Friday, 19 August 2016

The Ternary Operator <3 Destructuring

I'm addicted to the ternary operator. For reasons I can't explain, I cannot get enough of:

const thisOrThat = (someCondition) ? "this" : "or that"

The occasion regularly arises where I need to turn my lovely terse code into an if statement in order to set 2 variables instead of 1. I've been heartbroken; I hate doing:

let legWear: string, coat: boolean;
if (weather === "good") {
  legWear = "shorts";
  coat = false;
else {
  legWear = "jeans";
  coat = true;

Just going from setting one variable to setting two has been really traumatic:

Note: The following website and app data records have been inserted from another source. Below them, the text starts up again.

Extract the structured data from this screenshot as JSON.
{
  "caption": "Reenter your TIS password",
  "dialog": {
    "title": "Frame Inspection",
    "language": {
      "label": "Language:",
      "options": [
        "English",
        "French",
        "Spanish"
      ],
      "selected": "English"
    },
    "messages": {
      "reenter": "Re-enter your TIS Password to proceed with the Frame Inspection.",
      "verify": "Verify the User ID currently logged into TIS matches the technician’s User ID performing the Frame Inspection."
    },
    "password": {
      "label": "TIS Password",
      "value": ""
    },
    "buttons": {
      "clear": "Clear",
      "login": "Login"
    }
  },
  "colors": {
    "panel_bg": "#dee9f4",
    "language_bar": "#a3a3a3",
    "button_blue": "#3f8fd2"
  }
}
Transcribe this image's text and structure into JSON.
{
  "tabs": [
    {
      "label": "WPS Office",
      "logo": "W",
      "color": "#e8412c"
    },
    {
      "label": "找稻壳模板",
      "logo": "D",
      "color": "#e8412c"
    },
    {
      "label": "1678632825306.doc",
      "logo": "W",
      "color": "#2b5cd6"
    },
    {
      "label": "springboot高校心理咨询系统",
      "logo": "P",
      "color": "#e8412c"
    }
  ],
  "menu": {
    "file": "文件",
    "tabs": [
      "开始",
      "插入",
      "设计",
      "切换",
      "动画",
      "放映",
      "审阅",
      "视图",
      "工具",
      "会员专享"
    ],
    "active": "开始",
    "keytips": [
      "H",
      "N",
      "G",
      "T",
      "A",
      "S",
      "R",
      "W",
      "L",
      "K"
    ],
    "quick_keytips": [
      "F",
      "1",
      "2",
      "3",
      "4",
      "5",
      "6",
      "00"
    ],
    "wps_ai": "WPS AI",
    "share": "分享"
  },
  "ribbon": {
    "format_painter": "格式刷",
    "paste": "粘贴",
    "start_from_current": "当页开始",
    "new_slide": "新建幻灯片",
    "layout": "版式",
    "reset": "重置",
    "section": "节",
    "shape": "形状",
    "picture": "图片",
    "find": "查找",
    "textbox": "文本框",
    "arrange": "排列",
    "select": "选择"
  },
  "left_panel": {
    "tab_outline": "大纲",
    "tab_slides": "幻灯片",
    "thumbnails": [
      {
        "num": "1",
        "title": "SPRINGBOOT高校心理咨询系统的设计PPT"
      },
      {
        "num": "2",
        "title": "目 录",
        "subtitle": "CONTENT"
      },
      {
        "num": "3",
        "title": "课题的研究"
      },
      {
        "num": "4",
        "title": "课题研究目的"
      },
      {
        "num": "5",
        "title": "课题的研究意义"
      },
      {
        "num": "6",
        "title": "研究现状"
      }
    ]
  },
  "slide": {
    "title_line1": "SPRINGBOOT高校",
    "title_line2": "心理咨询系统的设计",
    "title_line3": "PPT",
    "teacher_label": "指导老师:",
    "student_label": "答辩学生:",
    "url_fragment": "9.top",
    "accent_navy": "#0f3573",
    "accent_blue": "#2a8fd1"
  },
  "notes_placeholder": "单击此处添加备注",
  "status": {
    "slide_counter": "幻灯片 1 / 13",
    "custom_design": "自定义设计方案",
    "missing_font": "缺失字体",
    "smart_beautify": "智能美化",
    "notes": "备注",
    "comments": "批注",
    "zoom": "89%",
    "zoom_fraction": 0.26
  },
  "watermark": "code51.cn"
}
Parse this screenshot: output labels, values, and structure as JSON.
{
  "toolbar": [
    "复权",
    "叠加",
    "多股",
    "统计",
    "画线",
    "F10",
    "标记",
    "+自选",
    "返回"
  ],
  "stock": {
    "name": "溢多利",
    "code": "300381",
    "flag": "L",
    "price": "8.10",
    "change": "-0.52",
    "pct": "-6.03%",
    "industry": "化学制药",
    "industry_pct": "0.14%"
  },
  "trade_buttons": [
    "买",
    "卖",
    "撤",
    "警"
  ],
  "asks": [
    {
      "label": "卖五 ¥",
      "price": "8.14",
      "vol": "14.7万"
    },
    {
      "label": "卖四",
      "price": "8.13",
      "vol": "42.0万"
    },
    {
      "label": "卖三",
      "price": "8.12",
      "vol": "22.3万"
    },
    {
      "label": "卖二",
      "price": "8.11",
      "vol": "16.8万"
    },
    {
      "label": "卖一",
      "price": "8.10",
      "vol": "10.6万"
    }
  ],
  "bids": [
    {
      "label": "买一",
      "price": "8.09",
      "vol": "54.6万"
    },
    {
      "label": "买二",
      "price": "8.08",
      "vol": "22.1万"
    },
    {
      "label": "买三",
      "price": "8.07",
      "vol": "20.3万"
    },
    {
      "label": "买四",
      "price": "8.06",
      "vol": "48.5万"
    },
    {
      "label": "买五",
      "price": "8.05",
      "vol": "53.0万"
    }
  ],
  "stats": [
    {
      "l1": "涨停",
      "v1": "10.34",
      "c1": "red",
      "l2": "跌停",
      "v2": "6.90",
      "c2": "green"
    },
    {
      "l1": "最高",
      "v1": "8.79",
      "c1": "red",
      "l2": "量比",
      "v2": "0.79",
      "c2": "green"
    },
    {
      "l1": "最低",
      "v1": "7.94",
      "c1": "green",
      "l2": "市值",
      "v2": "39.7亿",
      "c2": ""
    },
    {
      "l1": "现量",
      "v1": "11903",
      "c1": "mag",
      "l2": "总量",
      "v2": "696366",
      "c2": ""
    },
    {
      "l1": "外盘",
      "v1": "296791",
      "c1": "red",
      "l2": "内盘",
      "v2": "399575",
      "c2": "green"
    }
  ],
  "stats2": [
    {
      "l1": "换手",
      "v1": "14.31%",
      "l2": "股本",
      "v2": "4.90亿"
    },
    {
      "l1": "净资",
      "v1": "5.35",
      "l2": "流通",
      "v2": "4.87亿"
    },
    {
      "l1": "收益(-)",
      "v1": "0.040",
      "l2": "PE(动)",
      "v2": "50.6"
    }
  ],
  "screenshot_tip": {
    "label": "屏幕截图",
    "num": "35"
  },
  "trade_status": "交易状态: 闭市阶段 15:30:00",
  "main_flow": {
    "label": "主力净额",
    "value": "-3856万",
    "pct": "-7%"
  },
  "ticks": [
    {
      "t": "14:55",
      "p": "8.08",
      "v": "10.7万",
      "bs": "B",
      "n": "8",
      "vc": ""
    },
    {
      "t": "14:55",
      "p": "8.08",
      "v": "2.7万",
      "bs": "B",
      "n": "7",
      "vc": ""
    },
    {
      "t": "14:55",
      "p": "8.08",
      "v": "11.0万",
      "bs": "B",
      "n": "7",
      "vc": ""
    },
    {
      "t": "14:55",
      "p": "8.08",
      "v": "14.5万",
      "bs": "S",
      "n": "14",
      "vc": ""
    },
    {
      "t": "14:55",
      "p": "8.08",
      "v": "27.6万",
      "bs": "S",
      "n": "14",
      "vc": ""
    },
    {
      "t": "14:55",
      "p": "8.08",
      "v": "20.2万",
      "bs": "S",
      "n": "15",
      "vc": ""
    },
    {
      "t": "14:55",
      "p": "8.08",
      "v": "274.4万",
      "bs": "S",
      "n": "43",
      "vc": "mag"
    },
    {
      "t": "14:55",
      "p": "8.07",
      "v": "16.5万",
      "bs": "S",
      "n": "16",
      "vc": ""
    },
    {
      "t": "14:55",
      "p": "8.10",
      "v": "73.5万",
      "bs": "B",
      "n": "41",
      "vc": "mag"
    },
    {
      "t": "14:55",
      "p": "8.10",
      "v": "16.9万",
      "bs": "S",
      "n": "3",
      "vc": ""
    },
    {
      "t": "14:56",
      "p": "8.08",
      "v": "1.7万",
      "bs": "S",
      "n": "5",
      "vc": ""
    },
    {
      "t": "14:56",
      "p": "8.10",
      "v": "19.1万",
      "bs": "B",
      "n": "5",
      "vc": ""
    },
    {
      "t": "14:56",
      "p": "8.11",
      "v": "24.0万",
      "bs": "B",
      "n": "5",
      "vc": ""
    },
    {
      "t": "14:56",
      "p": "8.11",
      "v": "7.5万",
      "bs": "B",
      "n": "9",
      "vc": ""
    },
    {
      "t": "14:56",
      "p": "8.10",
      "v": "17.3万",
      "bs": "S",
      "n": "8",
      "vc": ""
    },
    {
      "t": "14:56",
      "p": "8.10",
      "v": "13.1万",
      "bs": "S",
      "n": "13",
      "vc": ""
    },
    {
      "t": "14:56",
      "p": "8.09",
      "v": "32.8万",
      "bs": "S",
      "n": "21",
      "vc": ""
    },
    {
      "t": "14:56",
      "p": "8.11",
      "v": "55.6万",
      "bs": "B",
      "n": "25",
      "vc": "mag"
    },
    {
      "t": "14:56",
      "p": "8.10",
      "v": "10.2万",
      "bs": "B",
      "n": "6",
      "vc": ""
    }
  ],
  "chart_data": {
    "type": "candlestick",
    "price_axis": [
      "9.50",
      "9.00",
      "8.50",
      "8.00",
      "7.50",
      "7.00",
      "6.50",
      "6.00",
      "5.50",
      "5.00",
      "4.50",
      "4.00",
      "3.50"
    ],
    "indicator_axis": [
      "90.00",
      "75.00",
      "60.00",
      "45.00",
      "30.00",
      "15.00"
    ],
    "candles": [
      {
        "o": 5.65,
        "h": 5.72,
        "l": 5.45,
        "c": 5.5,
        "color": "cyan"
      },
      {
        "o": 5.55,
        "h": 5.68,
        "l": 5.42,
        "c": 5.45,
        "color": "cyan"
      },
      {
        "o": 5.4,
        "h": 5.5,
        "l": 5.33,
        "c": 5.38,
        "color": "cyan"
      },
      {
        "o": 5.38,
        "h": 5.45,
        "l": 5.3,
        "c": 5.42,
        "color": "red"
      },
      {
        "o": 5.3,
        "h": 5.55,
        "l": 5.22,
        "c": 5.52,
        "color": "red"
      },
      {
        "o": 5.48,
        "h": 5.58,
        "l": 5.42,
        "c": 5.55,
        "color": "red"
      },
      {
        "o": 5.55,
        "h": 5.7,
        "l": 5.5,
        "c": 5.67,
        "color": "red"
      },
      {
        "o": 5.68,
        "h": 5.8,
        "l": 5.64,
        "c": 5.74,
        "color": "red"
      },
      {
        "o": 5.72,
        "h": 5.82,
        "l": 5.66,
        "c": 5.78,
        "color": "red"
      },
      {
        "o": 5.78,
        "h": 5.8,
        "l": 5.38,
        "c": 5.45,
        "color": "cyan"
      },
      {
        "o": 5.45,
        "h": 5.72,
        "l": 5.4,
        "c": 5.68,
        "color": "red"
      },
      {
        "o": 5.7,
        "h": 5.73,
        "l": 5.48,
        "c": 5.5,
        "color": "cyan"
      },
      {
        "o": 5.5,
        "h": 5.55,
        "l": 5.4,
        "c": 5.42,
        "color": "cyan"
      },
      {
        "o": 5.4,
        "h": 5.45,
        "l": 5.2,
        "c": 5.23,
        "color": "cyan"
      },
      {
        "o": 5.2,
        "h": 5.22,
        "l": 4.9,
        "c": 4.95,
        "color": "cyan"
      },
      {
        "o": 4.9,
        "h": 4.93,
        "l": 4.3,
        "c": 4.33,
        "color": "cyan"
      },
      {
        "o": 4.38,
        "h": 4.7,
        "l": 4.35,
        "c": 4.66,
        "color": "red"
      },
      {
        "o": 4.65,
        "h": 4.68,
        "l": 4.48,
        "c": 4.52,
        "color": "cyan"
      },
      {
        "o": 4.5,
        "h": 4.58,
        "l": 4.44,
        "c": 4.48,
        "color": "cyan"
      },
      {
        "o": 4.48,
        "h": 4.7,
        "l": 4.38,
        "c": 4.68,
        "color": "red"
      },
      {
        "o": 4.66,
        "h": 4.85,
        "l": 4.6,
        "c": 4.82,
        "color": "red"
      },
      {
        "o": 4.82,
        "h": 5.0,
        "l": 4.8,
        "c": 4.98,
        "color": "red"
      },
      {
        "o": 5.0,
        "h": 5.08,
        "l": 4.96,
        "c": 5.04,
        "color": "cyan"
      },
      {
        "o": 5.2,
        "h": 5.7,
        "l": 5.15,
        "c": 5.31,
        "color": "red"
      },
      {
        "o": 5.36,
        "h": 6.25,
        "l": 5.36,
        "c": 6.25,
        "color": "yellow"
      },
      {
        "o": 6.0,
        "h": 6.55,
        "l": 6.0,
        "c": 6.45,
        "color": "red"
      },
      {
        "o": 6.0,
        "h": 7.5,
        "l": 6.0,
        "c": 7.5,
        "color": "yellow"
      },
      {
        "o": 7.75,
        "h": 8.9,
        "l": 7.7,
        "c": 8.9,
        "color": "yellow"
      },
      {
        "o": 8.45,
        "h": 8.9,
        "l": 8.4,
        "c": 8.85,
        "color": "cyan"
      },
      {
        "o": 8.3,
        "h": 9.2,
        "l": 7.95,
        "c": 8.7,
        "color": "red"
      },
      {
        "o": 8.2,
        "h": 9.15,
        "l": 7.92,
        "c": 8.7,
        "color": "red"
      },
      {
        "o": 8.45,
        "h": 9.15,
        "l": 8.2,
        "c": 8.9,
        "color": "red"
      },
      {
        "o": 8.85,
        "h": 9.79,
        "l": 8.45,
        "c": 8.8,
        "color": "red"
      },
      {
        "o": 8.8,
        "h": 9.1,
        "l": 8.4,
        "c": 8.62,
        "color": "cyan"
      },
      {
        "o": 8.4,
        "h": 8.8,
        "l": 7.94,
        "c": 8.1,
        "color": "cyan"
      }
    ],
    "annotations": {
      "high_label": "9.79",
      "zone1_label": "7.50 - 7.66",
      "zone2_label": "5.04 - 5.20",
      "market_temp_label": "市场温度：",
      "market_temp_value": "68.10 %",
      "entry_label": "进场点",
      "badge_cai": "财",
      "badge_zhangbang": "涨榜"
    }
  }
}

  • I've had do stop using const and moved to let. This has made my code less "truthful" in the sense that I never intend to reassign these variables again; they are intended to be immutable.
  • I've gone from 1 line of code to 9 lines of code. That's 9x the code for increasing the number of variables in play by 1. That's... heavy.
  • This third point only applies if you're using TypeScript (and I am): I have to specify the types of my variables up front if I want type safety.

ES2015 gives us another option. We can move back to the ternary operator if we change the return type of each branch to be an object sharing the same signature. Then, using destructuring, we can pull out those object properties into consts:

const { legWear, coat } = (weather === "good") 
  ? { legWear: "shorts", coat: false }
  : { legWear: "jeans", coat: true }

With this approach we're keeping usage of const instead of let and we're only marginally increasing the amount of code we're writing. If you're using TypeScript you're back to being able to rely on the compiler correctly inferring your types; you don't need to specify. Awesome.

Crowdfund You A Tuple

I thought I was done and then I saw this:

Daniel helpfully points out that there's an even terser syntax available to us:

const [ legWear, coat ] = (weather === "good") 
  ? [ "shorts", false ]
  : [ "jeans",  true  ]

The above is ES2015 array destructuring. We get exactly the same effect but it's a little terser as we don't have to repeat the prop names as we do when using object destructuring. From a TypeScript perspective the assignment side of the above is a Tuple which allows our type inference to flow through in the manner we'd hope.

Lovely. Thanks!